=== Exercise data ===

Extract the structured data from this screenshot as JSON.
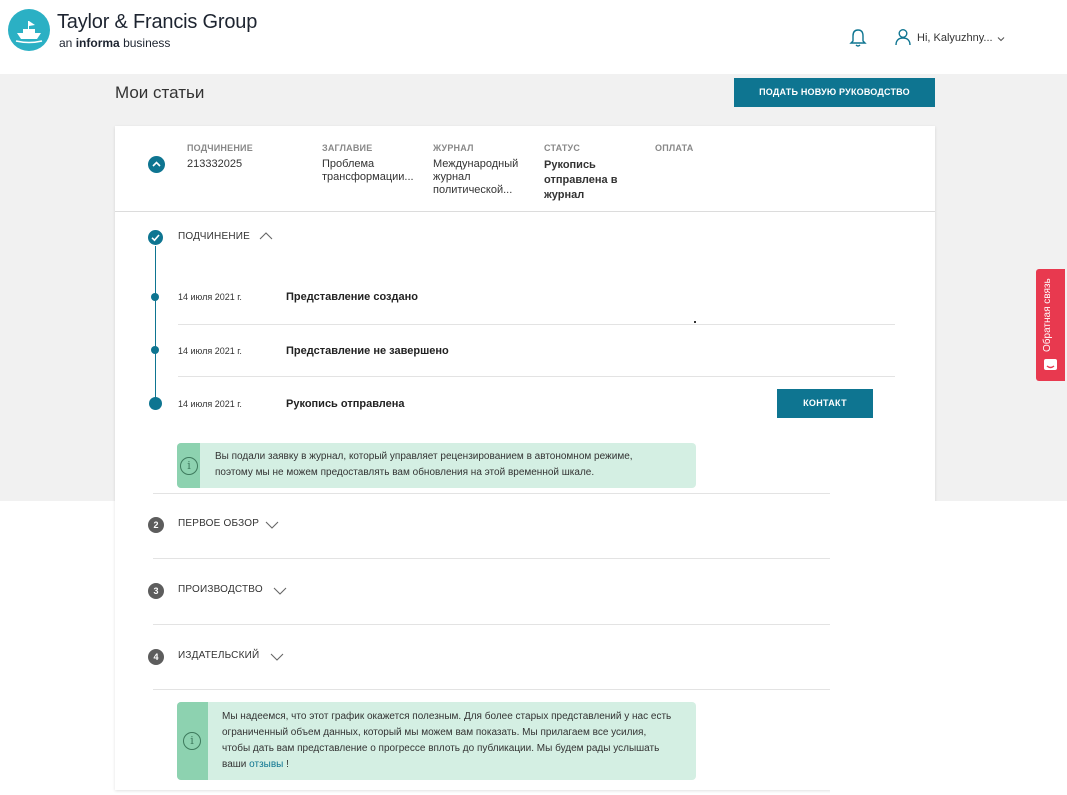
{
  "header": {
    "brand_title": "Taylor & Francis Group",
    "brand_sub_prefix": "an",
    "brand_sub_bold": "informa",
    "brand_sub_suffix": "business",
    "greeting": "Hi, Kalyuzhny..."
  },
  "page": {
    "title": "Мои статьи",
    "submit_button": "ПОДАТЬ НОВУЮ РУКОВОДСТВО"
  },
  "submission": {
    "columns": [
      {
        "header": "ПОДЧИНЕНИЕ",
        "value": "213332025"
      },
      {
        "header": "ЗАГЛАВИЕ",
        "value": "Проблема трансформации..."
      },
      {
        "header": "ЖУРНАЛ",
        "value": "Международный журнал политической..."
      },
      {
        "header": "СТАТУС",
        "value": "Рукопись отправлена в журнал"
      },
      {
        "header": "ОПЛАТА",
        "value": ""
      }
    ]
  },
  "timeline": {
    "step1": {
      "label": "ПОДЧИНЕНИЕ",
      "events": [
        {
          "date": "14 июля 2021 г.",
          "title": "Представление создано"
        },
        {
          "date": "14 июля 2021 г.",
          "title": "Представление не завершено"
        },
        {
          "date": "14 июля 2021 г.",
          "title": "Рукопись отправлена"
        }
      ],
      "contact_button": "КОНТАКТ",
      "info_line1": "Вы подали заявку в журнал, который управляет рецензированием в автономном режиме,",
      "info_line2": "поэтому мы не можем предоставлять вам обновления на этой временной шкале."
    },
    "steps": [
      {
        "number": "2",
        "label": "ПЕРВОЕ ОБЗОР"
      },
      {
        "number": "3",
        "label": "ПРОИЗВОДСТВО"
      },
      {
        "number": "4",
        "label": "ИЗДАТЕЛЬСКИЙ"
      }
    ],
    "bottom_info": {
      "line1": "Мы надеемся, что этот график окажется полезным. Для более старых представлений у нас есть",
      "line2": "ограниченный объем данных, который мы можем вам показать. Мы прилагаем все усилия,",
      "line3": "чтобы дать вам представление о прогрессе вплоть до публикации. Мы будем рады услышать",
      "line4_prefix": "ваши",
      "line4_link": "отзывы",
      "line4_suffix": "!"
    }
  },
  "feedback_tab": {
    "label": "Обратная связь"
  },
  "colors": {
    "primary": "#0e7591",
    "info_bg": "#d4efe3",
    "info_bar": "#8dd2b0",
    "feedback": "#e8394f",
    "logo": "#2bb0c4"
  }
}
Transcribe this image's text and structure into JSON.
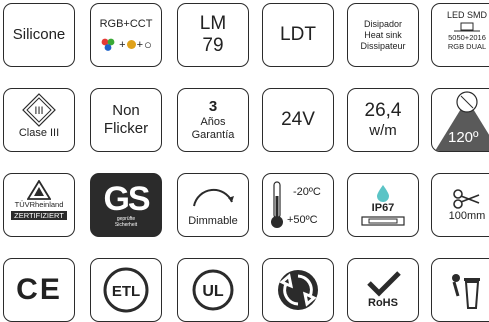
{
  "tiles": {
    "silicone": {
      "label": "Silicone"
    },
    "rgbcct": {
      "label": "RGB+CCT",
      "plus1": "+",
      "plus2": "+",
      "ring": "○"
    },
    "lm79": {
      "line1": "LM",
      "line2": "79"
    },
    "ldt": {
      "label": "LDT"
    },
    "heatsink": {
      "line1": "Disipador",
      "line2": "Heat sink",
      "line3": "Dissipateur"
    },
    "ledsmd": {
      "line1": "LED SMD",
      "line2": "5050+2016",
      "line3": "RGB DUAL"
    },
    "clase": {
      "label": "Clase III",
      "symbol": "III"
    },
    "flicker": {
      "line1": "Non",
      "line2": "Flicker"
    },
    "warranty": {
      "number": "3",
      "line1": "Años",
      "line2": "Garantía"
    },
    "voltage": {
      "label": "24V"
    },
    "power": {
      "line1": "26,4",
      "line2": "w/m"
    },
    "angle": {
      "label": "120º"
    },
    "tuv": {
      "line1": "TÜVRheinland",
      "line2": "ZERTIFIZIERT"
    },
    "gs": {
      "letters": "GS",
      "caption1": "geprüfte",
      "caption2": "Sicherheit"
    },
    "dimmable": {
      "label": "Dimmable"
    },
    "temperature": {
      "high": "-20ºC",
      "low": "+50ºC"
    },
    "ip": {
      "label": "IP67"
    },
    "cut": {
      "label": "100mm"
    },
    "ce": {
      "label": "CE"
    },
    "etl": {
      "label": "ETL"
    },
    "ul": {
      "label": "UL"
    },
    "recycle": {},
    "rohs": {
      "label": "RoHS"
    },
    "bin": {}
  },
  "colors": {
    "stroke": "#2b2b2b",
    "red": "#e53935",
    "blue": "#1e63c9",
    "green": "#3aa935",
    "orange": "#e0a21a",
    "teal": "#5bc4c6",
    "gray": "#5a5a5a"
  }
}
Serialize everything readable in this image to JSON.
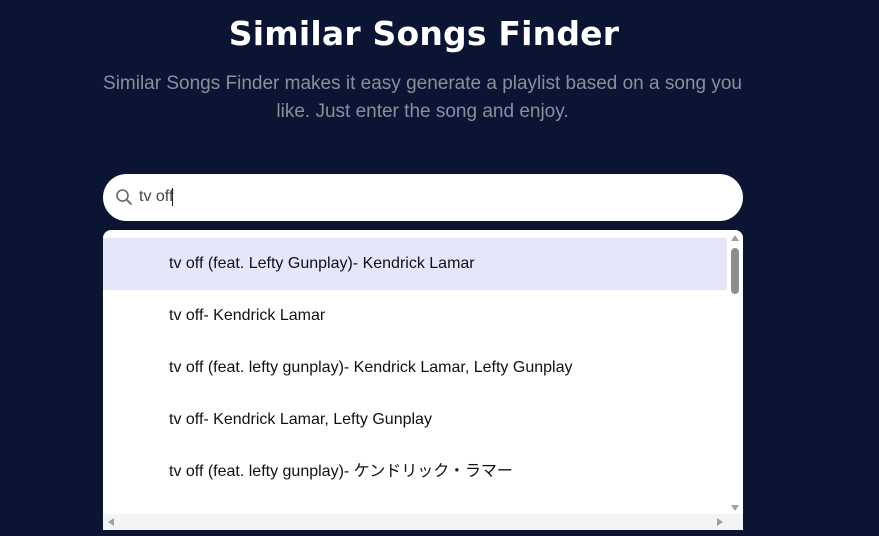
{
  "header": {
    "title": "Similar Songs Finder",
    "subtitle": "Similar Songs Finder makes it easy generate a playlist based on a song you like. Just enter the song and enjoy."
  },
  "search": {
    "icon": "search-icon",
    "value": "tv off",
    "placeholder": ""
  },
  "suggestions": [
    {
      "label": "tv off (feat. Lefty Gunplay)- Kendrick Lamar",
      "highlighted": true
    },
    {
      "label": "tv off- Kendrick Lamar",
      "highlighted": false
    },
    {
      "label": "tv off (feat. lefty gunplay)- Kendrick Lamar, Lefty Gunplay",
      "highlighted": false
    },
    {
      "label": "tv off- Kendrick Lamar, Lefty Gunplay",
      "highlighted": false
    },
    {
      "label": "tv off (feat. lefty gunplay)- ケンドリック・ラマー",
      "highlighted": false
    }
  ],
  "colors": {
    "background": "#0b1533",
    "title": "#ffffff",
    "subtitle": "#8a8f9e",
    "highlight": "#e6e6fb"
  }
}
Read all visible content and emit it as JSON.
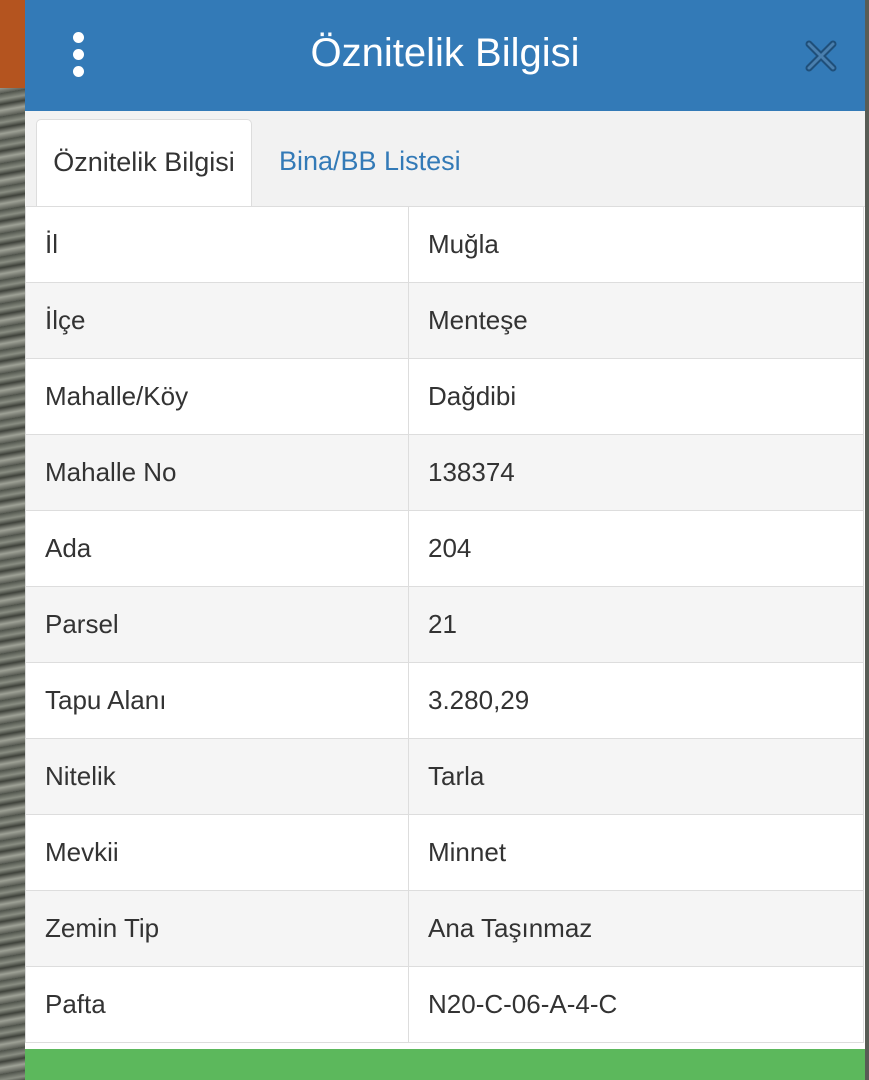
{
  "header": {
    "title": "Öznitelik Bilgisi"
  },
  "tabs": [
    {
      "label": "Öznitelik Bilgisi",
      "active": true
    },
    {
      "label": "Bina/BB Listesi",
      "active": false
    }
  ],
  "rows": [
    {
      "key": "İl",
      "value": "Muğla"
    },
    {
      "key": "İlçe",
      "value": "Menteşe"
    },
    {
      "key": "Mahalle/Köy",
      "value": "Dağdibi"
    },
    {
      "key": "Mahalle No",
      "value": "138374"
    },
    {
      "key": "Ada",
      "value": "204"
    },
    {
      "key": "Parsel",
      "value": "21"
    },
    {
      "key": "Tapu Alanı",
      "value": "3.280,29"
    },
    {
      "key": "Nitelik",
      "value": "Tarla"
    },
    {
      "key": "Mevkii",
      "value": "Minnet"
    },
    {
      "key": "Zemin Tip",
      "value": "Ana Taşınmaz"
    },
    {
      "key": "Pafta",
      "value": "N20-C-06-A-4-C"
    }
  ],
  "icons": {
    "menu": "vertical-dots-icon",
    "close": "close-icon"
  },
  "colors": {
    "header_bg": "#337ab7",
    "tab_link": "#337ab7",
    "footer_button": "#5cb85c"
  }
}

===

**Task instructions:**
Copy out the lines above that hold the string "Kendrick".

**Task answer:**
      "label": "tv off (feat. Lefty Gunplay)- Kendrick Lamar",
      "label": "tv off- Kendrick Lamar",
      "label": "tv off (feat. lefty gunplay)- Kendrick Lamar, Lefty Gunplay",
      "label": "tv off- Kendrick Lamar, Lefty Gunplay",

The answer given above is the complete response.